WILKES-BARRE — Tyler Duda “is and continues to be a danger” to the community, and the vehicular homicide suspect’s case properly belongs in the Luzerne County Court system, prosecutors argued Wednesday.
A brief filed by the Luzerne County District Attorney’s Office follows Tuesday’s filing by defense attorneys as county Judge Lesa Gelb weighs whether the teen should have his case moved to juvenile court.
Duda was 16 at the time of the July 5 incident that left Nanticoke resident Nicholas Zurilla, 59, dead after he was struck by an SUV outside his home at 340 W. Union St. Now 17, Duda and his lawyers are fighting to have his case moved to juvenile court.
A two-day decertification hearing was held before Gelb last week. Lawyers for both sides have now submitted their post-hearing briefs and the judge is expected to rule by May 5.
On Tuesday, Luzerne County First Assistant Public Defender Demetrius Fannick and Public Defender Cheryl A. Sobeski-Reedy, representing Duda, argued that Duda’s actions do not amount to malice, as required for a third-degree murder conviction.
They also argued that moving him to the juvenile system, with appropriate treatment, would maximize Duda’s chances of becoming a productive member of society.
Assistant District Attorney Mamie Phillips disputed that view in her Wednesday filing, arguing that Duda’s behavior continued to escalate despite previous attempts at treatment.
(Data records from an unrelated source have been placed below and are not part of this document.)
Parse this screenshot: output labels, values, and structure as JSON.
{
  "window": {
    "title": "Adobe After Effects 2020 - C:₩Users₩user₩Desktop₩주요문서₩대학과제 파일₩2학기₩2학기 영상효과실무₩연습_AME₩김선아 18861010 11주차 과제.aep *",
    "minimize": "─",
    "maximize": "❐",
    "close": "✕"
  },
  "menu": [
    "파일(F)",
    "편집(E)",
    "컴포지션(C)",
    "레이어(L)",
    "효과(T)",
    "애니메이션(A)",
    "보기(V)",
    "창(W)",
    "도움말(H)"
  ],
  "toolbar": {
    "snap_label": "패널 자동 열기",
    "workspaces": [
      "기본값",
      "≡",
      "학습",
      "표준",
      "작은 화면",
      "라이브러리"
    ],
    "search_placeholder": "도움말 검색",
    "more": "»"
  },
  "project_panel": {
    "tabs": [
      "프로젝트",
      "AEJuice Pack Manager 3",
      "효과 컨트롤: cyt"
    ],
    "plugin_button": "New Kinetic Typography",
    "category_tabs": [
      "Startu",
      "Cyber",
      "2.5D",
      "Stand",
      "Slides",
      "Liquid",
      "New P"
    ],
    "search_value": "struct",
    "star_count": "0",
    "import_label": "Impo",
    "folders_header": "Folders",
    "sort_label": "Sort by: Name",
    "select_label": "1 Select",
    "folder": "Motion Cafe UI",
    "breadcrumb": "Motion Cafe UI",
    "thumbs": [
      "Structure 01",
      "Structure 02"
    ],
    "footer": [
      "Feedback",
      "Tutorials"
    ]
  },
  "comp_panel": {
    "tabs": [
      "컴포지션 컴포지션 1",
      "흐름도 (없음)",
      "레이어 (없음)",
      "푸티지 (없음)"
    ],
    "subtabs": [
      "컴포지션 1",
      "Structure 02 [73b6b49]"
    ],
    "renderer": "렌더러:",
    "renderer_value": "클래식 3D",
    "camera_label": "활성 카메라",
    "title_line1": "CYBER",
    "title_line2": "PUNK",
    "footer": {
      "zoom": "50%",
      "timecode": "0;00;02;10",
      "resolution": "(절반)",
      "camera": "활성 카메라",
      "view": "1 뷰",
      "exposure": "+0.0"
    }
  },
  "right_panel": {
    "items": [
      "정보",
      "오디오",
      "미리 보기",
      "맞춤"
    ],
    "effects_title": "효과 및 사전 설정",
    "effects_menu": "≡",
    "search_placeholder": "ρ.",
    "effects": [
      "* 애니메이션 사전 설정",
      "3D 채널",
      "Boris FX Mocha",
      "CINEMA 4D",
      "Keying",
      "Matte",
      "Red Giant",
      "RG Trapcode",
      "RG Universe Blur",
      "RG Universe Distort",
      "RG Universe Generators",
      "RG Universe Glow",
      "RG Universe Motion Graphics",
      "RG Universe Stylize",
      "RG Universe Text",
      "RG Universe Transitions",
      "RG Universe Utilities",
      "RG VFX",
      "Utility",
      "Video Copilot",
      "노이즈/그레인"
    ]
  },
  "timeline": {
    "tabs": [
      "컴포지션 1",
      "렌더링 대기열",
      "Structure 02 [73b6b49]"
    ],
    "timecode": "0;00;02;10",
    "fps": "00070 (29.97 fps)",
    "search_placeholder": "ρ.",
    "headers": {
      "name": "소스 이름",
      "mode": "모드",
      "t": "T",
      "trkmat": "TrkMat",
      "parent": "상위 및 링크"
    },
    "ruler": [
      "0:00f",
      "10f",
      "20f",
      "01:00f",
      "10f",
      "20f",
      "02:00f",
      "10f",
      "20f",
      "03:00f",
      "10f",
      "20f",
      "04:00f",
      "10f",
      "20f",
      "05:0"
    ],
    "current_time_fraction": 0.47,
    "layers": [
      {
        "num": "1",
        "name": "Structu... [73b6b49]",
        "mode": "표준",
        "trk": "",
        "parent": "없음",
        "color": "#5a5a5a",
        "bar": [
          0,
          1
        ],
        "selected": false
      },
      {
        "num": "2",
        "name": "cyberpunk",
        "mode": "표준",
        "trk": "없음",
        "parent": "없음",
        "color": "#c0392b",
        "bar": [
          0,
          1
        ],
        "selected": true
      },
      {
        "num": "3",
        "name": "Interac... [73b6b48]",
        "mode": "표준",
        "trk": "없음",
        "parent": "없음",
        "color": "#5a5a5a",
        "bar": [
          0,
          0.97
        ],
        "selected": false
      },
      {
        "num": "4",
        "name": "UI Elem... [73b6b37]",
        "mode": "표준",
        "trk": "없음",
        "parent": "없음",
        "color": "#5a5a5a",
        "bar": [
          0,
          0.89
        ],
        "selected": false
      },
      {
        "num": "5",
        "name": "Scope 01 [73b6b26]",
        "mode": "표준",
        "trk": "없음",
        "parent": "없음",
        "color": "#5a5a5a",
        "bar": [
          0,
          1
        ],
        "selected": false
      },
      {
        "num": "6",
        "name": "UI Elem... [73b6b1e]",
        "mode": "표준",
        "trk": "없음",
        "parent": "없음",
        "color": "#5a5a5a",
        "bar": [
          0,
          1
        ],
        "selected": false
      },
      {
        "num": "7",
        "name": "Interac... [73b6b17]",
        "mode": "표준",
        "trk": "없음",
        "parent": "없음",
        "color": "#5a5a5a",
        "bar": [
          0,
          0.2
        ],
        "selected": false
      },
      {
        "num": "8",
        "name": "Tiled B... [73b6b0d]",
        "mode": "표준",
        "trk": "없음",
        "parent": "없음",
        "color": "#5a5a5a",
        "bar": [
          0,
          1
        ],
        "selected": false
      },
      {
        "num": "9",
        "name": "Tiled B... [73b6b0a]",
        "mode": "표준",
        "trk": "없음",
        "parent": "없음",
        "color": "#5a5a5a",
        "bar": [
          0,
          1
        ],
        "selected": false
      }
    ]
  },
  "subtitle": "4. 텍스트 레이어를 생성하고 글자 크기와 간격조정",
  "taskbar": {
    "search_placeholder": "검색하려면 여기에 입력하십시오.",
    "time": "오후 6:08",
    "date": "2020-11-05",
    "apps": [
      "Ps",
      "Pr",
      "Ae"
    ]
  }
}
“The defendant was on medication for several years prior to the crash,” wrote Phillips, adding that Duda “had the benefit of treatment while in the community and on (previous) probation, and he chose not to take advantage of any help that was offered.”
Duda also had three hospitalizations, Phillips said, resulting from violence in the home — most recently for a case of simple assault against his mother, which led Duda into the probation system.
Duda stands accused of taking his mother’s 2013 Ford Edge without her knowledge and was out joy riding with Donald Kinney Jr., 16, in Nanticoke on the way to visit a female friend.
A state police reconstruction of the crash alleges Duda was traveling in excess of 70 mph when he struck Zurilla, arrest papers say. The speed limit on West Union Street is 25 mph.
Phillips also pointed to the opinion of a prosecution expert who testified that Duda was diagnosed with conduct disorder, a condition marked by defiant or impulsive behavior.
Based on Duda’s continued defiant behavior, even while incarcerated, that expert, psychiatrist Dr. Bruce Wright, testified that he cannot effectively be treated in the juvenile system in the time remaining before he turns 21.